▶ _TASK ITEM_
Below are the records. Gather each line that holds "data".

▶ _ENTRIES PROVIDED_

╔══

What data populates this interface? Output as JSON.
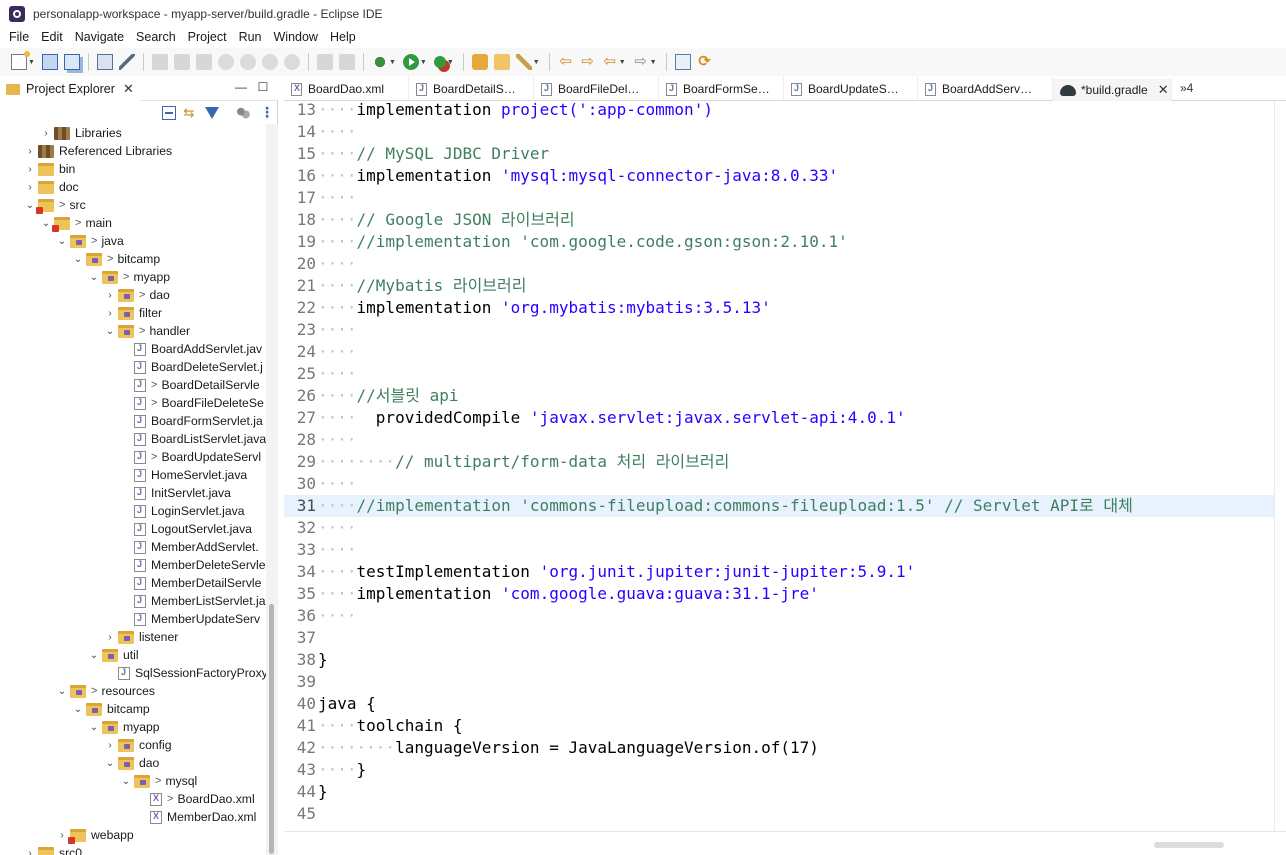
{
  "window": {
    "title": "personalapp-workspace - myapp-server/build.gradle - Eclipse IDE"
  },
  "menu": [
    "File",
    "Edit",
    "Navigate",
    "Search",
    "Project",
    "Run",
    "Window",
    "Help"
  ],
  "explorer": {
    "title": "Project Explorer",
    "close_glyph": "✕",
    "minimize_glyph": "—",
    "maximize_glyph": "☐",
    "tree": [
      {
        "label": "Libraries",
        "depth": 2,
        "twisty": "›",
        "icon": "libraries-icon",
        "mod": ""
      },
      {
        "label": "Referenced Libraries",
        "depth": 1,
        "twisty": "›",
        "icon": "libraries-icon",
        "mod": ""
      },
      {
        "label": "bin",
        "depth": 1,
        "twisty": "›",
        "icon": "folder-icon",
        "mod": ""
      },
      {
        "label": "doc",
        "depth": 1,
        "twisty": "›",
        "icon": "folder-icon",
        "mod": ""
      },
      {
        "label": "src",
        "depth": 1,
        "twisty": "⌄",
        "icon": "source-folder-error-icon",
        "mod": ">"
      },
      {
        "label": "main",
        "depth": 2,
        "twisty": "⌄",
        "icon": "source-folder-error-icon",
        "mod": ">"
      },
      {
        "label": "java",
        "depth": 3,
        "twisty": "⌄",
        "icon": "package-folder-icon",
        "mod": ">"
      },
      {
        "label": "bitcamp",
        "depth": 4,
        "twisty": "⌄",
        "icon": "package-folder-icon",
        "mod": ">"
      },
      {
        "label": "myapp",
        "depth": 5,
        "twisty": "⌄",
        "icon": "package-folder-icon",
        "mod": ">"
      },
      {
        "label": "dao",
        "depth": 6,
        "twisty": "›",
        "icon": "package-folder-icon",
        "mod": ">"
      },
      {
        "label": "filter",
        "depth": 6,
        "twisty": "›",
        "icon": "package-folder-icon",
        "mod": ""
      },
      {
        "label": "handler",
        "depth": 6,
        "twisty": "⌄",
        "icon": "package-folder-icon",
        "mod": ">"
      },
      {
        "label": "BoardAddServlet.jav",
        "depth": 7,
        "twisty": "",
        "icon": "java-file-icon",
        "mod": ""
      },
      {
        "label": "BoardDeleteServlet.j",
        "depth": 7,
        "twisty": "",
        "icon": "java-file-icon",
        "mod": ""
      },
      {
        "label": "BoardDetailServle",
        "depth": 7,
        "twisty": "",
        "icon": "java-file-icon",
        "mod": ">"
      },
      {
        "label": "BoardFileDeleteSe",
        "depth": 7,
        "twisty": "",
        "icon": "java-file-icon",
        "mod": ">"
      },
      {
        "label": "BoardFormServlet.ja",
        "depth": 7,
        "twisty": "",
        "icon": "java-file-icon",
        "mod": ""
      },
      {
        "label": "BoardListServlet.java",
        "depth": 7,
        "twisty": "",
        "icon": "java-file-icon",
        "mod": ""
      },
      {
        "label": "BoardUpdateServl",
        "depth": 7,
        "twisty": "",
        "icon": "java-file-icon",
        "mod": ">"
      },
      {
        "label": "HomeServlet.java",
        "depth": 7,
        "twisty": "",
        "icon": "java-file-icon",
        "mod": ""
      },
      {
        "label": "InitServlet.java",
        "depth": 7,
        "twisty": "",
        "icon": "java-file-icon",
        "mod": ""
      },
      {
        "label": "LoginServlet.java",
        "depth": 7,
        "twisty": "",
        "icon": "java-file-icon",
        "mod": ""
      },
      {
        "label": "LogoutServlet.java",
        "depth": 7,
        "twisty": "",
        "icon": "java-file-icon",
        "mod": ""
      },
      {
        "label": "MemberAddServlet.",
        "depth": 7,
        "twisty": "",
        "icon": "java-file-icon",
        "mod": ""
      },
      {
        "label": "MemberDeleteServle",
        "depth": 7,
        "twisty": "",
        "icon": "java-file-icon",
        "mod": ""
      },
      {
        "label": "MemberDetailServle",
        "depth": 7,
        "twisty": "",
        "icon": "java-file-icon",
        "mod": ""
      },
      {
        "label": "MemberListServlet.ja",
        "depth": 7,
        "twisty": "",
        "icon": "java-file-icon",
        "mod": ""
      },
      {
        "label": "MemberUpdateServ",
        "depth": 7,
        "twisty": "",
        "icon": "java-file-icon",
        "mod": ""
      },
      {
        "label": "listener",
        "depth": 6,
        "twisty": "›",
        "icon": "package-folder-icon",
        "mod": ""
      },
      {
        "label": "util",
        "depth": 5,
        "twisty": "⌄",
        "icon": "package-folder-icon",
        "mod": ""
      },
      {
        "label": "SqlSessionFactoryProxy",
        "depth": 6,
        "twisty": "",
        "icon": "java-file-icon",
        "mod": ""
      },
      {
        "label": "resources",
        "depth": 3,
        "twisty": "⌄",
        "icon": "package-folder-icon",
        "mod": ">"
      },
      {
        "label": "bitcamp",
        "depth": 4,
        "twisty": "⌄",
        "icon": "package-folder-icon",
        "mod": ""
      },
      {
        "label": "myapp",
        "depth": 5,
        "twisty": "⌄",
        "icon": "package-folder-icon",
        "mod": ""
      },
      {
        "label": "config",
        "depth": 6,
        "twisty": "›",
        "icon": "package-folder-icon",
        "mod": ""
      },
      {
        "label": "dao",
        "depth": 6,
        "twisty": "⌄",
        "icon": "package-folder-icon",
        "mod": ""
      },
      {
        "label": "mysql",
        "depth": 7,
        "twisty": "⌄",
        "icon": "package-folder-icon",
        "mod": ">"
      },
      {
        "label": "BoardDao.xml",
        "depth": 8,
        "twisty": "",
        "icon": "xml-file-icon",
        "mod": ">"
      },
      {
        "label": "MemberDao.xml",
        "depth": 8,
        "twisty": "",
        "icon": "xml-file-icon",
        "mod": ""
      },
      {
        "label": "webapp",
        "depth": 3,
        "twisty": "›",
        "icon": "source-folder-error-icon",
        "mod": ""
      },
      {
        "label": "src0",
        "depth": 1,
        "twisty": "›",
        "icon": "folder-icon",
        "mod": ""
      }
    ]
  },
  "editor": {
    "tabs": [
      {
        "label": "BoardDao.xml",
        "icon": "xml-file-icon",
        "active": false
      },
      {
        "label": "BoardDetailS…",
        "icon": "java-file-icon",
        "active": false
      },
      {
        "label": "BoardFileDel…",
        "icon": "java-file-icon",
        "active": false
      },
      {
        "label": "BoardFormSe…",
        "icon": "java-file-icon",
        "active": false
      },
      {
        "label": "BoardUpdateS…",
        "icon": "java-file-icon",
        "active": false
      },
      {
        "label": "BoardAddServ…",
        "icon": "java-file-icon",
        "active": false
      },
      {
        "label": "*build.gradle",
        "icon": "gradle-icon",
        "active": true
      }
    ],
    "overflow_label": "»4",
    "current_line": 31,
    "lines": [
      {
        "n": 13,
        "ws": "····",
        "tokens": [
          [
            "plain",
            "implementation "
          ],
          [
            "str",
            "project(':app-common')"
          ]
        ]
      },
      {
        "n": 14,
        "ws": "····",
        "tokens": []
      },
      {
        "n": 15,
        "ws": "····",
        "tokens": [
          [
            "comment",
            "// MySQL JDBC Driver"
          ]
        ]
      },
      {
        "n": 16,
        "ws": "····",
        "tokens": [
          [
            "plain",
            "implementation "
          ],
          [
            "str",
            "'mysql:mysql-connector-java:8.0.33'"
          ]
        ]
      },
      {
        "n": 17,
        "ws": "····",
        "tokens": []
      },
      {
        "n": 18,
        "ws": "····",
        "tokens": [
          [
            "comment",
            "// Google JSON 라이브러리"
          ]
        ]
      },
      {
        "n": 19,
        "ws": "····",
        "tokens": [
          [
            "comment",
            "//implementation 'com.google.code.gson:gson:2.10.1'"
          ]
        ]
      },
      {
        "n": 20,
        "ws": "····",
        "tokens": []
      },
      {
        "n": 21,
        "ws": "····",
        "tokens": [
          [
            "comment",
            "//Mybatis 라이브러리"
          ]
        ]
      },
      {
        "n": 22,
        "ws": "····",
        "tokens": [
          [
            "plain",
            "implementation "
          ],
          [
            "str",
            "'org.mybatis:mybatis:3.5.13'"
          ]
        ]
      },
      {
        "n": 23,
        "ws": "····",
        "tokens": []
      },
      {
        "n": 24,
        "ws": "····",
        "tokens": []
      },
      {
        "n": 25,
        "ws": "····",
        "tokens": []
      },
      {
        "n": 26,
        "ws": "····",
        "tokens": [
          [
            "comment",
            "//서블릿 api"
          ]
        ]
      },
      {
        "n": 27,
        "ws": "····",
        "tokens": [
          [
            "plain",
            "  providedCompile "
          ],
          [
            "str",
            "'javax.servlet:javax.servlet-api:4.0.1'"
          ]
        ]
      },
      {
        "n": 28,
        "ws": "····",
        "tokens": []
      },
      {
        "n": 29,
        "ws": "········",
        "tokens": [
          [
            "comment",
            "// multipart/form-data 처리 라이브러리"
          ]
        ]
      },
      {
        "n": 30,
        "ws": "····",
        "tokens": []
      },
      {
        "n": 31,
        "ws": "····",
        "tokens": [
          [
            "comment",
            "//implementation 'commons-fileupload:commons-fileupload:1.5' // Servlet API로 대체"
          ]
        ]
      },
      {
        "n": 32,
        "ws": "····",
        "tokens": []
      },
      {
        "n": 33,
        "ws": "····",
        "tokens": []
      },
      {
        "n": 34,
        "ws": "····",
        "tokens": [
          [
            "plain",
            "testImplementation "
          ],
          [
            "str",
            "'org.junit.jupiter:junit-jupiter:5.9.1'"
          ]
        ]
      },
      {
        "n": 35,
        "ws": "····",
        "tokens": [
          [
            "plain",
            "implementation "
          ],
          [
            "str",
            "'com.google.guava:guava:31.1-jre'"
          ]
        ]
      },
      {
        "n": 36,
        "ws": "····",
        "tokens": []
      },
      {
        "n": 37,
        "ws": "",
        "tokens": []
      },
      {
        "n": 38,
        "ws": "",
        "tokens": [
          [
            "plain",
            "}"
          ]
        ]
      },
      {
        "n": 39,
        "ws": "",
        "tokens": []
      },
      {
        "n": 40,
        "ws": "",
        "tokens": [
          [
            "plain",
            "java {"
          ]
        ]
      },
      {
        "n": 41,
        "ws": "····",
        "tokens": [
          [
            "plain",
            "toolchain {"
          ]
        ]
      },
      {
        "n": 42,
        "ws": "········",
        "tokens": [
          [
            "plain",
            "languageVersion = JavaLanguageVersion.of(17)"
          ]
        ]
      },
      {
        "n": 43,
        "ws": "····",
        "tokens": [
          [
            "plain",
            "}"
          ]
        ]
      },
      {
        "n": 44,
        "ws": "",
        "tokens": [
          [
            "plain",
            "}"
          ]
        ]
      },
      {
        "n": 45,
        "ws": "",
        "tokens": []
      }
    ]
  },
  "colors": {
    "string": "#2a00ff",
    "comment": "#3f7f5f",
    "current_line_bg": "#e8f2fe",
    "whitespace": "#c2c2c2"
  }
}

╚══

▶ _ANSWER FOR THE TASK_
What data populates this interface? Output as JSON.
            "// multipart/form-data 처리 라이브러리"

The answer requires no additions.